| TO DO |
The entries that follow need to be printed exactly as they are, minus any pictures.

━━ INPUT MATERIAL ━━

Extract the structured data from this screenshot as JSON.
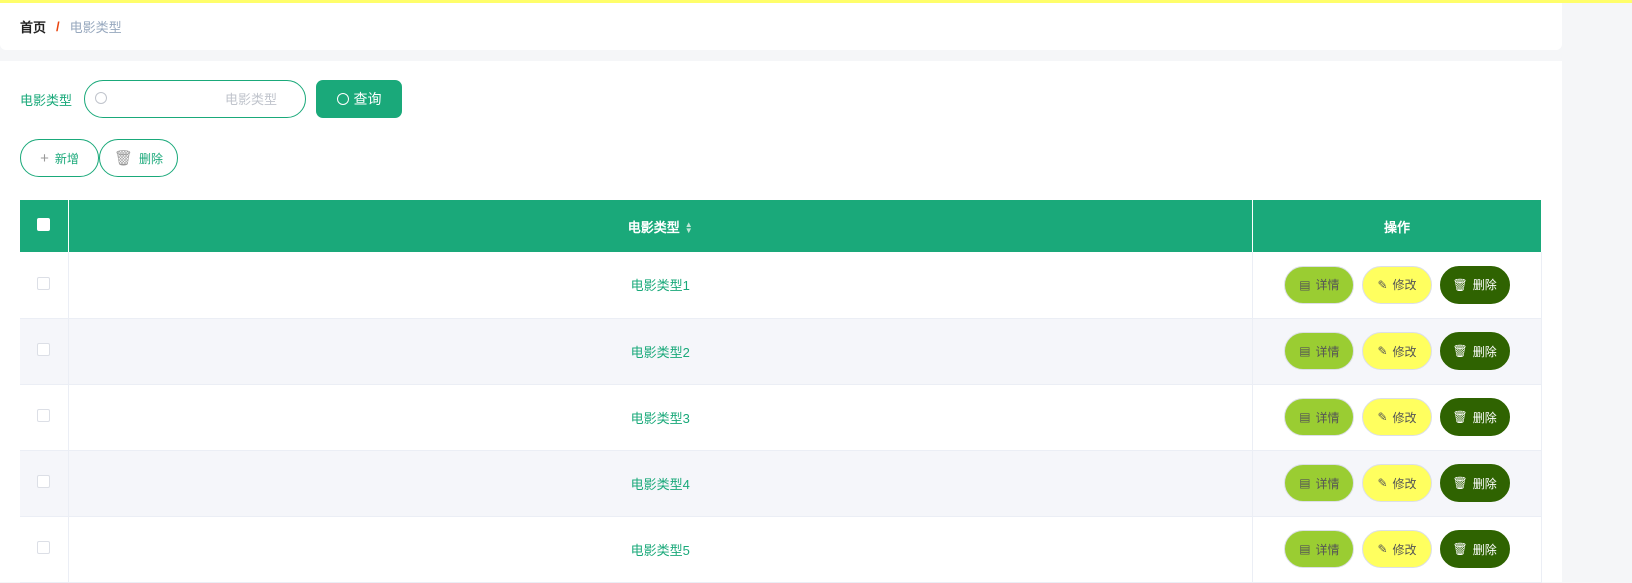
{
  "breadcrumb": {
    "home": "首页",
    "separator": "/",
    "current": "电影类型"
  },
  "search": {
    "label": "电影类型",
    "placeholder": "电影类型",
    "query_button": "查询"
  },
  "actions": {
    "add": "新增",
    "delete": "删除"
  },
  "table": {
    "columns": [
      "电影类型",
      "操作"
    ],
    "rows": [
      {
        "name": "电影类型1"
      },
      {
        "name": "电影类型2"
      },
      {
        "name": "电影类型3"
      },
      {
        "name": "电影类型4"
      },
      {
        "name": "电影类型5"
      }
    ],
    "row_actions": {
      "detail": "详情",
      "edit": "修改",
      "delete": "删除"
    }
  },
  "colors": {
    "accent": "#1aa97a",
    "detail": "#9acd32",
    "edit": "#ffff5f",
    "delete": "#2f6301"
  }
}
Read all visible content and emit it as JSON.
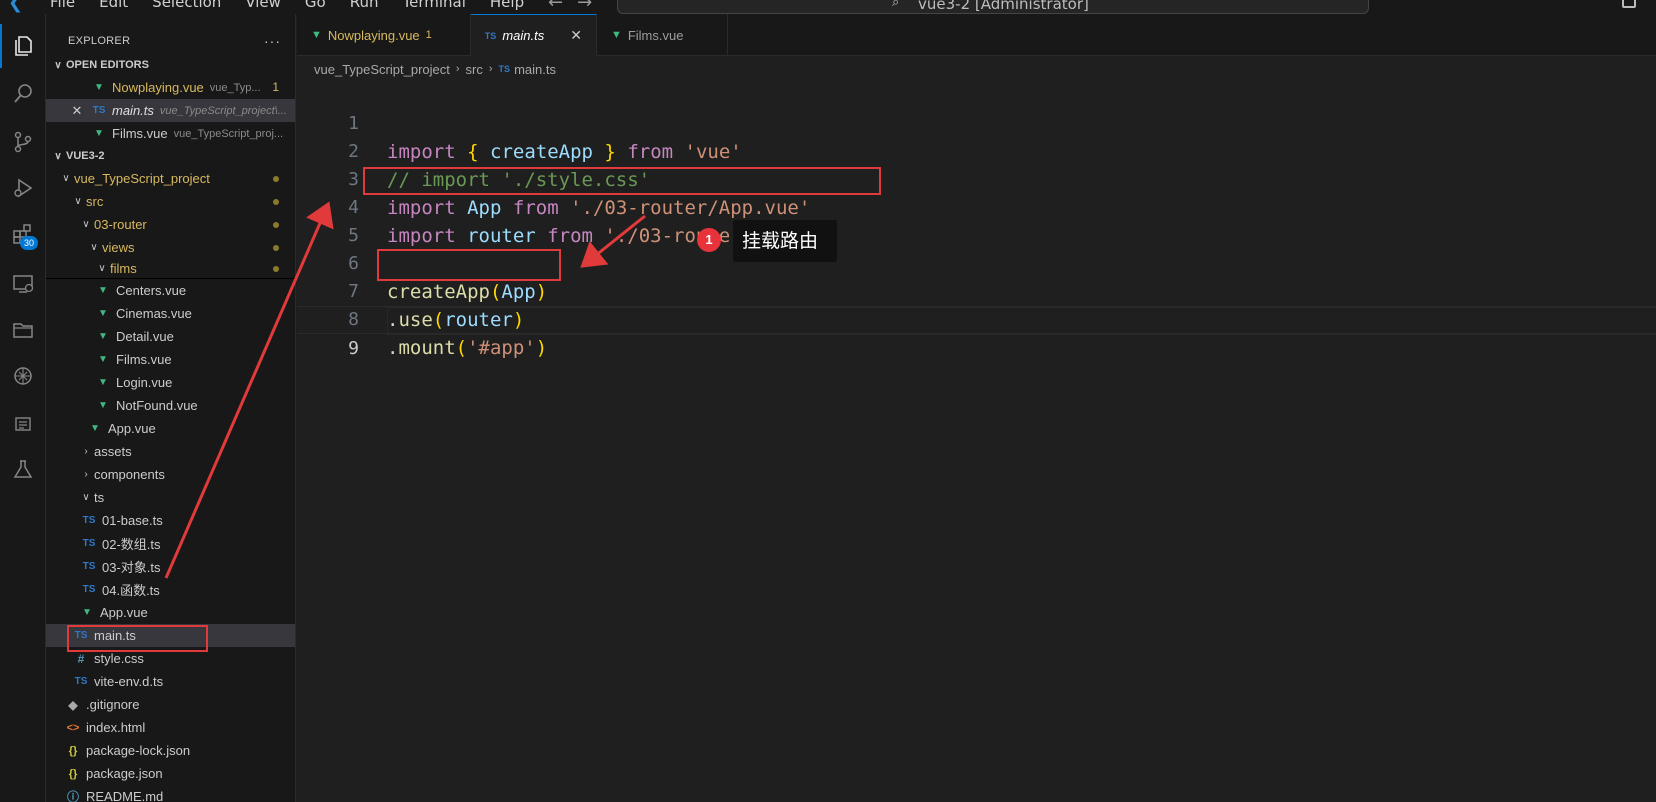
{
  "titlebar": {
    "menu": [
      "File",
      "Edit",
      "Selection",
      "View",
      "Go",
      "Run",
      "Terminal",
      "Help"
    ],
    "command_center": "vue3-2 [Administrator]"
  },
  "activity_bar": {
    "extensions_badge": "30"
  },
  "sidebar": {
    "title": "EXPLORER",
    "more": "···",
    "open_editors": {
      "heading": "OPEN EDITORS",
      "items": [
        {
          "name": "Nowplaying.vue",
          "desc": "vue_Typ...",
          "count": "1",
          "icon": "vue"
        },
        {
          "name": "main.ts",
          "desc": "vue_TypeScript_project\\...",
          "icon": "ts",
          "close": "✕"
        },
        {
          "name": "Films.vue",
          "desc": "vue_TypeScript_proj...",
          "icon": "vue"
        }
      ]
    },
    "workspace": {
      "heading": "VUE3-2",
      "tree": [
        {
          "label": "vue_TypeScript_project"
        },
        {
          "label": "src"
        },
        {
          "label": "03-router"
        },
        {
          "label": "views"
        },
        {
          "label": "films"
        },
        {
          "label": "Centers.vue"
        },
        {
          "label": "Cinemas.vue"
        },
        {
          "label": "Detail.vue"
        },
        {
          "label": "Films.vue"
        },
        {
          "label": "Login.vue"
        },
        {
          "label": "NotFound.vue"
        },
        {
          "label": "App.vue"
        },
        {
          "label": "assets"
        },
        {
          "label": "components"
        },
        {
          "label": "ts"
        },
        {
          "label": "01-base.ts"
        },
        {
          "label": "02-数组.ts"
        },
        {
          "label": "03-对象.ts"
        },
        {
          "label": "04.函数.ts"
        },
        {
          "label": "App.vue"
        },
        {
          "label": "main.ts"
        },
        {
          "label": "style.css"
        },
        {
          "label": "vite-env.d.ts"
        },
        {
          "label": ".gitignore"
        },
        {
          "label": "index.html"
        },
        {
          "label": "package-lock.json"
        },
        {
          "label": "package.json"
        },
        {
          "label": "README.md"
        }
      ]
    }
  },
  "tabs": [
    {
      "label": "Nowplaying.vue",
      "count": "1"
    },
    {
      "label": "main.ts",
      "close": "✕"
    },
    {
      "label": "Films.vue"
    }
  ],
  "breadcrumb": [
    "vue_TypeScript_project",
    "src",
    "main.ts"
  ],
  "code": {
    "line_numbers": [
      "1",
      "2",
      "3",
      "4",
      "5",
      "6",
      "7",
      "8",
      "9"
    ],
    "l1": {
      "k1": "import",
      "b1": "{",
      "id": "createApp",
      "b2": "}",
      "k2": "from",
      "s": "'vue'"
    },
    "l2": {
      "c": "// import './style.css'"
    },
    "l3": {
      "k1": "import",
      "id": "App",
      "k2": "from",
      "s": "'./03-router/App.vue'"
    },
    "l4": {
      "k1": "import",
      "id": "router",
      "k2": "from",
      "s": "'./03-router/router'"
    },
    "l6": {
      "fn": "createApp",
      "b1": "(",
      "id": "App",
      "b2": ")"
    },
    "l7": {
      "dot": ".",
      "fn": "use",
      "b1": "(",
      "id": "router",
      "b2": ")"
    },
    "l8": {
      "dot": ".",
      "fn": "mount",
      "b1": "(",
      "s": "'#app'",
      "b2": ")"
    }
  },
  "annotation": {
    "number": "1",
    "label": "挂载路由",
    "color": "#e03a3a"
  }
}
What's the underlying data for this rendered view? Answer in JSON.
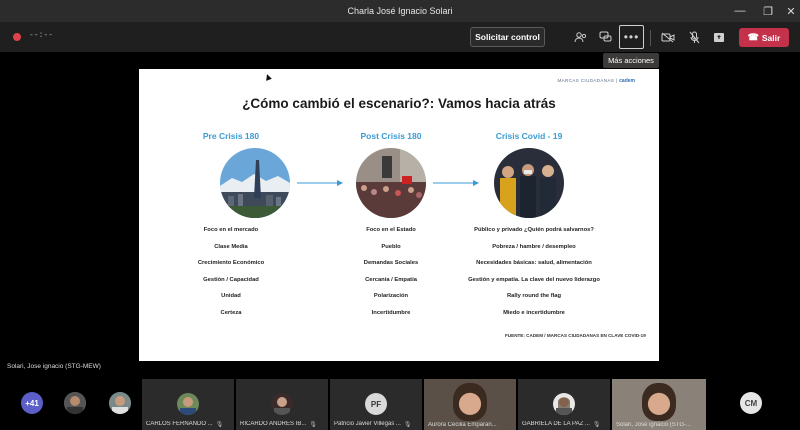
{
  "window": {
    "title": "Charla José Ignacio Solari",
    "controls": [
      "minimize-icon",
      "maximize-icon",
      "close-icon"
    ]
  },
  "toolbar": {
    "timer": "--:--",
    "request_control_label": "Solicitar control",
    "leave_label": "Salir",
    "more_tooltip": "Más acciones",
    "icons": [
      "participants-icon",
      "chat-icon",
      "more-icon",
      "camera-off-icon",
      "mic-off-icon",
      "share-icon"
    ],
    "leave_color": "#c4314b"
  },
  "slide": {
    "brand": "MARCAS CIUDADANAS",
    "brand_logo": "cadem",
    "headline": "¿Cómo cambió el escenario?: Vamos hacia atrás",
    "accent_color": "#3a9bd5",
    "columns": [
      {
        "title": "Pre Crisis 180",
        "items": [
          "Foco en el mercado",
          "Clase Media",
          "Crecimiento Económico",
          "Gestión / Capacidad",
          "Unidad",
          "Certeza"
        ]
      },
      {
        "title": "Post Crisis 180",
        "items": [
          "Foco en el Estado",
          "Pueblo",
          "Demandas Sociales",
          "Cercanía / Empatía",
          "Polarización",
          "Incertidumbre"
        ]
      },
      {
        "title": "Crisis Covid - 19",
        "items": [
          "Público y privado ¿Quién podrá salvarnos?",
          "Pobreza / hambre / desempleo",
          "Necesidades básicas: salud, alimentación",
          "Gestión y empatía. La clave del nuevo liderazgo",
          "Rally round the flag",
          "Miedo e incertidumbre"
        ]
      }
    ],
    "source": "FUENTE: CADEM / MARCAS CIUDADANAS EN CLAVE COVID-19"
  },
  "presenter_label": "Solari, Jose ignacio (STG-MEW)",
  "participants": {
    "overflow_count": "+41",
    "tiles": [
      {
        "name": "CARLOS FERNANDO ..."
      },
      {
        "name": "RICARDO ANDRÉS IB..."
      },
      {
        "name": "Patricio Javier Villegas ...",
        "initials": "PF"
      },
      {
        "name": "Aurora Cecilia Emparan..."
      },
      {
        "name": "GABRIELA DE LA PAZ ..."
      },
      {
        "name": "Solari, Jose ignacio (STG-..."
      }
    ],
    "last_initials": "CM"
  }
}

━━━

| RESPONSE TO THE TASK |
Extract the structured data from this screenshot as JSON.
{
  "breadcrumb": {
    "home": "首页",
    "separator": "/",
    "current": "电影类型"
  },
  "search": {
    "label": "电影类型",
    "placeholder": "电影类型",
    "query_button": "查询"
  },
  "actions": {
    "add": "新增",
    "delete": "删除"
  },
  "table": {
    "columns": [
      "电影类型",
      "操作"
    ],
    "rows": [
      {
        "name": "电影类型1"
      },
      {
        "name": "电影类型2"
      },
      {
        "name": "电影类型3"
      },
      {
        "name": "电影类型4"
      },
      {
        "name": "电影类型5"
      }
    ],
    "row_actions": {
      "detail": "详情",
      "edit": "修改",
      "delete": "删除"
    }
  },
  "colors": {
    "accent": "#1aa97a",
    "detail": "#9acd32",
    "edit": "#ffff5f",
    "delete": "#2f6301"
  }
}
Read all visible content and emit it as JSON.
{
  "titlebar": {
    "menu": [
      "File",
      "Edit",
      "Selection",
      "View",
      "Go",
      "Run",
      "Terminal",
      "Help"
    ],
    "command_center": "vue3-2 [Administrator]"
  },
  "activity_bar": {
    "extensions_badge": "30"
  },
  "sidebar": {
    "title": "EXPLORER",
    "more": "···",
    "open_editors": {
      "heading": "OPEN EDITORS",
      "items": [
        {
          "name": "Nowplaying.vue",
          "desc": "vue_Typ...",
          "count": "1",
          "icon": "vue"
        },
        {
          "name": "main.ts",
          "desc": "vue_TypeScript_project\\...",
          "icon": "ts",
          "close": "✕"
        },
        {
          "name": "Films.vue",
          "desc": "vue_TypeScript_proj...",
          "icon": "vue"
        }
      ]
    },
    "workspace": {
      "heading": "VUE3-2",
      "tree": [
        {
          "label": "vue_TypeScript_project"
        },
        {
          "label": "src"
        },
        {
          "label": "03-router"
        },
        {
          "label": "views"
        },
        {
          "label": "films"
        },
        {
          "label": "Centers.vue"
        },
        {
          "label": "Cinemas.vue"
        },
        {
          "label": "Detail.vue"
        },
        {
          "label": "Films.vue"
        },
        {
          "label": "Login.vue"
        },
        {
          "label": "NotFound.vue"
        },
        {
          "label": "App.vue"
        },
        {
          "label": "assets"
        },
        {
          "label": "components"
        },
        {
          "label": "ts"
        },
        {
          "label": "01-base.ts"
        },
        {
          "label": "02-数组.ts"
        },
        {
          "label": "03-对象.ts"
        },
        {
          "label": "04.函数.ts"
        },
        {
          "label": "App.vue"
        },
        {
          "label": "main.ts"
        },
        {
          "label": "style.css"
        },
        {
          "label": "vite-env.d.ts"
        },
        {
          "label": ".gitignore"
        },
        {
          "label": "index.html"
        },
        {
          "label": "package-lock.json"
        },
        {
          "label": "package.json"
        },
        {
          "label": "README.md"
        }
      ]
    }
  },
  "tabs": [
    {
      "label": "Nowplaying.vue",
      "count": "1"
    },
    {
      "label": "main.ts",
      "close": "✕"
    },
    {
      "label": "Films.vue"
    }
  ],
  "breadcrumb": [
    "vue_TypeScript_project",
    "src",
    "main.ts"
  ],
  "code": {
    "line_numbers": [
      "1",
      "2",
      "3",
      "4",
      "5",
      "6",
      "7",
      "8",
      "9"
    ],
    "l1": {
      "k1": "import",
      "b1": "{",
      "id": "createApp",
      "b2": "}",
      "k2": "from",
      "s": "'vue'"
    },
    "l2": {
      "c": "// import './style.css'"
    },
    "l3": {
      "k1": "import",
      "id": "App",
      "k2": "from",
      "s": "'./03-router/App.vue'"
    },
    "l4": {
      "k1": "import",
      "id": "router",
      "k2": "from",
      "s": "'./03-router/router'"
    },
    "l6": {
      "fn": "createApp",
      "b1": "(",
      "id": "App",
      "b2": ")"
    },
    "l7": {
      "dot": ".",
      "fn": "use",
      "b1": "(",
      "id": "router",
      "b2": ")"
    },
    "l8": {
      "dot": ".",
      "fn": "mount",
      "b1": "(",
      "s": "'#app'",
      "b2": ")"
    }
  },
  "annotation": {
    "number": "1",
    "label": "挂载路由",
    "color": "#e03a3a"
  }
}
What's the underlying data for this rendered view? Answer in JSON.
{
  "window": {
    "title": "Charla José Ignacio Solari",
    "controls": [
      "minimize-icon",
      "maximize-icon",
      "close-icon"
    ]
  },
  "toolbar": {
    "timer": "--:--",
    "request_control_label": "Solicitar control",
    "leave_label": "Salir",
    "more_tooltip": "Más acciones",
    "icons": [
      "participants-icon",
      "chat-icon",
      "more-icon",
      "camera-off-icon",
      "mic-off-icon",
      "share-icon"
    ],
    "leave_color": "#c4314b"
  },
  "slide": {
    "brand": "MARCAS CIUDADANAS",
    "brand_logo": "cadem",
    "headline": "¿Cómo cambió el escenario?: Vamos hacia atrás",
    "accent_color": "#3a9bd5",
    "columns": [
      {
        "title": "Pre Crisis 180",
        "items": [
          "Foco en el mercado",
          "Clase Media",
          "Crecimiento Económico",
          "Gestión / Capacidad",
          "Unidad",
          "Certeza"
        ]
      },
      {
        "title": "Post Crisis 180",
        "items": [
          "Foco en el Estado",
          "Pueblo",
          "Demandas Sociales",
          "Cercanía / Empatía",
          "Polarización",
          "Incertidumbre"
        ]
      },
      {
        "title": "Crisis Covid - 19",
        "items": [
          "Público y privado ¿Quién podrá salvarnos?",
          "Pobreza / hambre / desempleo",
          "Necesidades básicas: salud, alimentación",
          "Gestión y empatía. La clave del nuevo liderazgo",
          "Rally round the flag",
          "Miedo e incertidumbre"
        ]
      }
    ],
    "source": "FUENTE: CADEM / MARCAS CIUDADANAS EN CLAVE COVID-19"
  },
  "presenter_label": "Solari, Jose ignacio (STG-MEW)",
  "participants": {
    "overflow_count": "+41",
    "tiles": [
      {
        "name": "CARLOS FERNANDO ..."
      },
      {
        "name": "RICARDO ANDRÉS IB..."
      },
      {
        "name": "Patricio Javier Villegas ...",
        "initials": "PF"
      },
      {
        "name": "Aurora Cecilia Emparan..."
      },
      {
        "name": "GABRIELA DE LA PAZ ..."
      },
      {
        "name": "Solari, Jose ignacio (STG-..."
      }
    ],
    "last_initials": "CM"
  }
}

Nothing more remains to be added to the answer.